How does someone get ahead in life? At the root is something basic: a safe, comfortable place to live.
That’s why it’s such a serious problem that so many Maine families struggle to afford adequate housing and that the struggle hasn’t subsided even with the recession officially over.
More Maine people today are busting their budgets on housing than before the recession, spending more than half of their income on rent and utilities, and more Maine people are homeless. But there’s less help available to them today than three years ago.
Policymakers in the nation’s capital have a chance to change that this month as they divvy up resources after Congress’ recent approval of a budget deal that lifts 3-year-old, across-the-board spending caps. Given an expanded ability to help and the fundamental need for affordable housing, Congress should do these three things to ensure more families in Maine and across the U.S. have an affordable place to call home.
Offer more rental assistance. The Housing Choice voucher is one major federal tool that keeps housing affordable for more than 11,000 low-income Maine families. It’s a subsidy the federal government pays to landlords to ensure that qualifying low-income families spend no more than 30 percent of their income on rent and utilities. But while the need for vouchers has grown, there are about 500 fewer housing vouchers available today in Maine than in 2012. That’s a result of across-the-board federal budget cuts, known as sequestration, that took effect in 2013. Meanwhile, the statewide waitlist for housing vouchers exceeds 20,000.
Members of Congress should use additional resources the budget deal has made available to, at the very least, restore all of the vouchers lost because of sequestration — about 60,000 nationwide — and add as many as possible. In Maine, 500 vouchers wouldn’t meet the full need, but it would mean help for 500 households struggling to pay the rent.
Ensure a steady affordable housing supply. While housing vouchers can help families afford existing housing, there also is a need for more housing that doesn’t break the bank.
To that end, the federal government’s HOME Investment Partnerships Program subsidizes affordable housing developments — new construction or rehab projects — so private-sector developers have an incentive to build low-rent units.
HOME funding was already dropped by half between 2010 and 2015, and an appropriations bill approved earlier this year by the Senate Appropriations Subcommittee on Transportation, Housing and Urban Development would have cut the program’s remaining budget by 93 percent if it became law. In Maine, the amount of 2016 funding would drop to $309,000 from $4.1 million.
With additional resources available, Senate appropriators should spare this program from such drastic cuts.
Ensure housing assistance money is spent wisely. Since 1996, the Department of Housing and Urban Development has allowed about three dozen housing authorities to experiment with new, presumably cost-effective ways of providing rental assistance — including work requirements for renters, less frequent housing inspections, higher rents for some and alternative ways to pay out assistance.

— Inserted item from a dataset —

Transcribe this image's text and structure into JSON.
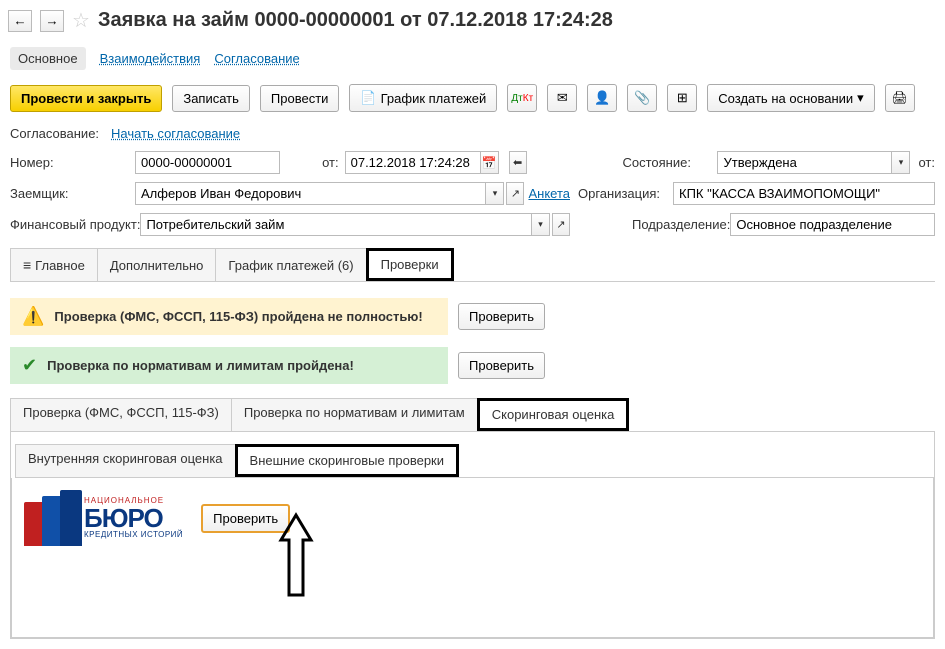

In exchange, HUD waives many of the strict rules governing Housing Choice vouchers and public housing.
Senate appropriators now want to expand this program, called Moving to Work, by allowing up to 35 percent of the nation’s housing agencies to participate. It’s worthwhile for the federal government to continue refining how it doles out rental assistance based on best practices, but this expansion isn’t warranted.
The pilot program has been in place nearly two decades, but HUD has never properly evaluated its impact. It’s never set quantifiable performance measures nor ensured participants are meeting their legal obligations. In 2013, HUD’s inspector general said the agency’s “program oversight was inadequate.” Plus, HUD data that year showed that participating agencies distributed fewer of their allotted housing assistance vouchers than other housing authorities (86 percent vs. 99.5 percent), meaning less assistance made its way into the hands of those who needed it.
Sen. Susan Collins is in a key position to influence these policies as chair of the Senate appropriations panel that determines HUD’s budget. Collins and others should stick to housing assistance programs that work, regain ground lost because of sequestration and direct assistance to those most in need of affordable housing.